We often hear the remorseless guns, and I wonder how you can stand the diabolical noise that surely threatens the very sanity of civilization. When we have air raids here, I sometimes find it difficult to muster the courage to keep going, cherishing the sanctity and preciousness of life too much to lose it. There is so much yet to experience, so much promise to fulfill. It seems almost treasonous to admit that I don’t want to sacrifice myself or any of my friends to the dubious glory of the Empire. Forgive my womanly heart, for I do not mean to diminish what you men are trying and dying to achieve.

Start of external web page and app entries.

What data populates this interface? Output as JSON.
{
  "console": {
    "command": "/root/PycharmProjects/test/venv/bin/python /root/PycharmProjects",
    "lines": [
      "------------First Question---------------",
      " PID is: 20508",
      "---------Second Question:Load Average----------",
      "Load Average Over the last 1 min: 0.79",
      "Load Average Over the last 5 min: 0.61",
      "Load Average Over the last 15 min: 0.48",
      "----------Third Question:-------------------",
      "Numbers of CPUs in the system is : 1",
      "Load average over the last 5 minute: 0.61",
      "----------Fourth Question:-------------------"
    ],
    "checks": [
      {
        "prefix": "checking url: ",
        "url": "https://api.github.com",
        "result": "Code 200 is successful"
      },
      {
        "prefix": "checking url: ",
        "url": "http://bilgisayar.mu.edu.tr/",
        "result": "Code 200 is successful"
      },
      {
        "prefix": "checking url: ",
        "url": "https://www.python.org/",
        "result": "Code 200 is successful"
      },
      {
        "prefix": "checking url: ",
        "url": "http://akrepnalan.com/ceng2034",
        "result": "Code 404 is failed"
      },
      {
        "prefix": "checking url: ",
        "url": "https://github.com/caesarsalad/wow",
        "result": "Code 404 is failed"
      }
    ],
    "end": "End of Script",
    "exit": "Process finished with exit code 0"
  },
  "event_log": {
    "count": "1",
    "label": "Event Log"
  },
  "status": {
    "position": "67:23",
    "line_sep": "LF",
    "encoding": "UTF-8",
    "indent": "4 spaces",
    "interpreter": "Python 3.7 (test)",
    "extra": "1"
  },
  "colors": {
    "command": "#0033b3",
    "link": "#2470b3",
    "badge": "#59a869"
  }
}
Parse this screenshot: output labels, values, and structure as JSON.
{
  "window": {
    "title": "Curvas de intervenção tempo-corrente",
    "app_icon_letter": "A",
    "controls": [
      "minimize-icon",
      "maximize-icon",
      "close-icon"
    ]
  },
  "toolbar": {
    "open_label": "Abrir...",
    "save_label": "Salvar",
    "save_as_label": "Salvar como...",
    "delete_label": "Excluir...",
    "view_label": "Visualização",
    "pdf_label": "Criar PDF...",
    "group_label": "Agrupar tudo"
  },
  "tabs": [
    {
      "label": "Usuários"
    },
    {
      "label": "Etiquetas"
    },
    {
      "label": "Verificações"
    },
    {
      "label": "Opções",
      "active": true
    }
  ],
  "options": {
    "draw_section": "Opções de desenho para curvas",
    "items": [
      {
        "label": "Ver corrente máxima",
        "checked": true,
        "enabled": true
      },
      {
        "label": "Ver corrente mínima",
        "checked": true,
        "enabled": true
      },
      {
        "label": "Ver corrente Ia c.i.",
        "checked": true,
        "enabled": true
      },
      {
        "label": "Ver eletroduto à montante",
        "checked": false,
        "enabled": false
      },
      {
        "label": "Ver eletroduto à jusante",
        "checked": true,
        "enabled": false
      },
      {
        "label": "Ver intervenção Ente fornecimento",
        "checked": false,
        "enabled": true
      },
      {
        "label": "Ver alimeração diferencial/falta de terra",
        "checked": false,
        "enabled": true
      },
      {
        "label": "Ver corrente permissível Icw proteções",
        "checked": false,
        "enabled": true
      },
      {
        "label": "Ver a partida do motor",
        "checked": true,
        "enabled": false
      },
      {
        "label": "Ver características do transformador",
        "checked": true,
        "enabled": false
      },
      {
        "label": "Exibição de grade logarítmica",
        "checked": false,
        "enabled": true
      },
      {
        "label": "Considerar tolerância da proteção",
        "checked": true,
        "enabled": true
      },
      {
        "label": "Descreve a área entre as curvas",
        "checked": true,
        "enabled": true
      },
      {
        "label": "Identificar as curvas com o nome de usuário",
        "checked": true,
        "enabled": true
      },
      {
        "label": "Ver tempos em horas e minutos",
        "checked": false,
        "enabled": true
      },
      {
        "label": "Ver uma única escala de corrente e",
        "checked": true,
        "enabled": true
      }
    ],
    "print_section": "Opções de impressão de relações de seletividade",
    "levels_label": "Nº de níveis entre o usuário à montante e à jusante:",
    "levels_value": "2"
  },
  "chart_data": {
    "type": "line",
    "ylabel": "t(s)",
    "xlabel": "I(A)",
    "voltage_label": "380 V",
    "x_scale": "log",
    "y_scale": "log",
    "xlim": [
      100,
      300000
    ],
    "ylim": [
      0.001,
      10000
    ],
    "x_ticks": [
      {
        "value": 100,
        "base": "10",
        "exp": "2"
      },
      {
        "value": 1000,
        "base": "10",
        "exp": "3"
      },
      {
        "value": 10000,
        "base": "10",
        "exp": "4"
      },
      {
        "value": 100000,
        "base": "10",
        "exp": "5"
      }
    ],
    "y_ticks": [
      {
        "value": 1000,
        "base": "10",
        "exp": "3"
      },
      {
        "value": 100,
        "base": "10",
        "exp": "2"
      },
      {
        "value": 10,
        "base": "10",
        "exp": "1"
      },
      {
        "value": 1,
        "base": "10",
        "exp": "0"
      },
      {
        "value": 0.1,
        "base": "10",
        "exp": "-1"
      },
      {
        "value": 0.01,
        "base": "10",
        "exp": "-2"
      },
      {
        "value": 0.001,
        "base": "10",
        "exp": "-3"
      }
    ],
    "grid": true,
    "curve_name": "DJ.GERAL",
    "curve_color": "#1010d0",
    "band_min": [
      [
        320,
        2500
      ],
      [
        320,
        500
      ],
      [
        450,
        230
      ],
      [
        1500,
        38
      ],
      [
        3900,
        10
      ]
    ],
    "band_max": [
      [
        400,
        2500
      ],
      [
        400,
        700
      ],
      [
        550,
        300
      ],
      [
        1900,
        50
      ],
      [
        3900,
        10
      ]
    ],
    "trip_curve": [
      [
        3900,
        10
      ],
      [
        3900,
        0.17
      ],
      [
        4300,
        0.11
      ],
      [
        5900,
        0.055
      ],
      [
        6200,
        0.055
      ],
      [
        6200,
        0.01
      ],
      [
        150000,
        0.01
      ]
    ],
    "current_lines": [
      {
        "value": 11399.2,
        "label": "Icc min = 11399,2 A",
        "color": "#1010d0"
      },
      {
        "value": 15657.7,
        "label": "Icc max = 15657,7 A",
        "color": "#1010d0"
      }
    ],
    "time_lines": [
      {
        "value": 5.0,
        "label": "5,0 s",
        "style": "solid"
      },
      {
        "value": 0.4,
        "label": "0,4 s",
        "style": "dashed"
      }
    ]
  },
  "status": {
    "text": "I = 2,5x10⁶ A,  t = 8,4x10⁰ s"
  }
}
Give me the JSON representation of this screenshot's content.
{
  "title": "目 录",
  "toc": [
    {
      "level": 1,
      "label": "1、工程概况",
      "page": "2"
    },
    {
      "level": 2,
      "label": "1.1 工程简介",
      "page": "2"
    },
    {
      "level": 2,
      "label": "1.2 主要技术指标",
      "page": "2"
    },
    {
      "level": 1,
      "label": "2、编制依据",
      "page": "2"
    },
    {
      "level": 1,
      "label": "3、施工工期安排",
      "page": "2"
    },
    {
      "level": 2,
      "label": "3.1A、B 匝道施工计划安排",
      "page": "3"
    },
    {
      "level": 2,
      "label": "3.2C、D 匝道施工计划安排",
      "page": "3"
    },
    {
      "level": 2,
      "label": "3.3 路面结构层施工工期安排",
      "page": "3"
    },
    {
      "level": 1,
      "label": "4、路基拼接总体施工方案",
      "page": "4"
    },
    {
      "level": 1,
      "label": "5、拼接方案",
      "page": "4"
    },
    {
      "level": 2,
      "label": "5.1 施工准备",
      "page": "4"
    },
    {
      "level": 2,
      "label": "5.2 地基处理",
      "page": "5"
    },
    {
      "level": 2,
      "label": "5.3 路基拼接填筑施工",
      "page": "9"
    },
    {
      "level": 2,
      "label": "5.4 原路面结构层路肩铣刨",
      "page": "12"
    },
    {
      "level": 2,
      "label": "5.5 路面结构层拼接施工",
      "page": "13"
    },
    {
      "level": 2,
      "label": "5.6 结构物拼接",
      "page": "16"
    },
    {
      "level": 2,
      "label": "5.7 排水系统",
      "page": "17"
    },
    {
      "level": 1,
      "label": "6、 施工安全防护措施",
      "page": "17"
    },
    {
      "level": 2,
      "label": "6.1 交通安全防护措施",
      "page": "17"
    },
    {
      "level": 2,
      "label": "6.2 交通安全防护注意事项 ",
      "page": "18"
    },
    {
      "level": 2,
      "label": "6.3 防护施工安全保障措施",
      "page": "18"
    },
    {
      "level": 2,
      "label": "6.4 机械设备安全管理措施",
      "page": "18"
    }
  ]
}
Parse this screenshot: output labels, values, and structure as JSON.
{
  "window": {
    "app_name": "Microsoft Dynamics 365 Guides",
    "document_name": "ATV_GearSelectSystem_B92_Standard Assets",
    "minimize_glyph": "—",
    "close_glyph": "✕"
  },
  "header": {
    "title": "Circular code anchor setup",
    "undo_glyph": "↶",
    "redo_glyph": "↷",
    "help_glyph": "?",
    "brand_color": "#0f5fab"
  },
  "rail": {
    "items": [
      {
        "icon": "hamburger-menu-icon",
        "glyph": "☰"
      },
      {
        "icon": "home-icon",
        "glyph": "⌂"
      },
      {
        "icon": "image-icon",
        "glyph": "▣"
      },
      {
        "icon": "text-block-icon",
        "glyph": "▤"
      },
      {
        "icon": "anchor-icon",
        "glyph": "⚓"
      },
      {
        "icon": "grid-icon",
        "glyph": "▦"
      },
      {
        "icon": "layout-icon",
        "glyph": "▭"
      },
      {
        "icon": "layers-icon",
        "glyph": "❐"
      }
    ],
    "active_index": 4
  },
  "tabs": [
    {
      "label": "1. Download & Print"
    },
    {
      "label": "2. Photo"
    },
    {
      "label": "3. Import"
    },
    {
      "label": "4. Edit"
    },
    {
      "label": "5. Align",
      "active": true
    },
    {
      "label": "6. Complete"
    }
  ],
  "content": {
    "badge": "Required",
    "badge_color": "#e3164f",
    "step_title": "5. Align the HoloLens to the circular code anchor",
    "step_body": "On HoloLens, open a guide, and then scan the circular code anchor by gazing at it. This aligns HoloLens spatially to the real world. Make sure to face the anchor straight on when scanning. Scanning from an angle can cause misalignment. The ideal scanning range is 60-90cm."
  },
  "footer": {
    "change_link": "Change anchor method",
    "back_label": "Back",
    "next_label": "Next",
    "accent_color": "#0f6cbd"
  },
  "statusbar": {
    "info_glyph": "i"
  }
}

I expect you will soon be preoccupied, and trust you will be careful as well as lucky. I enjoyed our perambulations about the Hampshire countryside, and hope we can repeat those when the wildflowers are in bloom and the trees, lushly green. And perhaps you will take me sailing and canoeing when I come to visit your magical Muskoka. I have presumptuously included a photograph of myself in the event that you may wish to recall your correspondent.
He had chuckled at the formality of that last sentence, which was no doubt intended to make the gesture appear less intimate. But he was delighted by the photograph and studied it frequently as if he could delve better into her psyche. To him it was evident that she was transparent, her inner beauty reflected in her outer attractiveness. From her perceptive, forthright gaze shone humour and a joie de vivre that captivated him. He had the picture tucked into his breast pocket, and felt the intoxicating stirrings of love.
Joyfully he had replied to her:
Your photo has brought me much cheer, but I hope that I may see the real you before long. Not in your capacity as an ambulance driver, however!
I applaud your womanly heart, and agree with your sentiments. I have done much soul-searching over the past two years, caught between my civilized conscience and the dictates of war. I have seen both the best and the worst that human beings can do, the many and ever more mechanized ways we can slaughter one another, although we are more alike than dissimilar.
Your friendship has revived in me the determination to survive this war and to make a difference in a world changed forever, but open to new possibilities. Our generation must try to right the wrongs that brought us here and for which so many, as Rupert Brooke so aptly said, ‘poured out the red sweet wine of youth’.
Be assured that your thoughts and words comfort and sustain me, Toni. I long to sit in the sunshine with you, listening to the birds, but without the guns which now disturb their songs. The larks here seem forever hopeful. So shall I be.
It was snowing now, the wind whipping up a blizzard.
5:28. Two minutes to go. After a passing whisper, the tiny clinks of bayonets being fixed to rifles coalesced and tinkled down the line.
Monday, January 23, 2012
I was thrilled to receive this 5 star review from Writers’ Digest Magazine:
“In Elusive Dawn, author Gabriele Wills shows talent that is anything but elusive. Her skillfully crafted scenes populated by well drawn characters will pull readers into the story and not let go until the very last page. Although this is the second book in the series, it also works as a stand-alone. I appreciate some of the extras Ms. Wills incorporated into this book, including the map, the list of characters, and the “Author’s Notes” after the story ends. The author’s passion for this story shows through her powerful descriptions, emotional turning points, and bigger-than-life setting. The cover is attractive and simply elegant.
"With a story this awesome, I’m sure fans will be looking for more from Gabriele Wills…. The story is strong and has emotional arcs in all the right places. The most important thing Ms. Wills can do now is effectively market this book.”
Which is harder than researching and writing! So marketing has been put aside until Book 3 in the series is finished.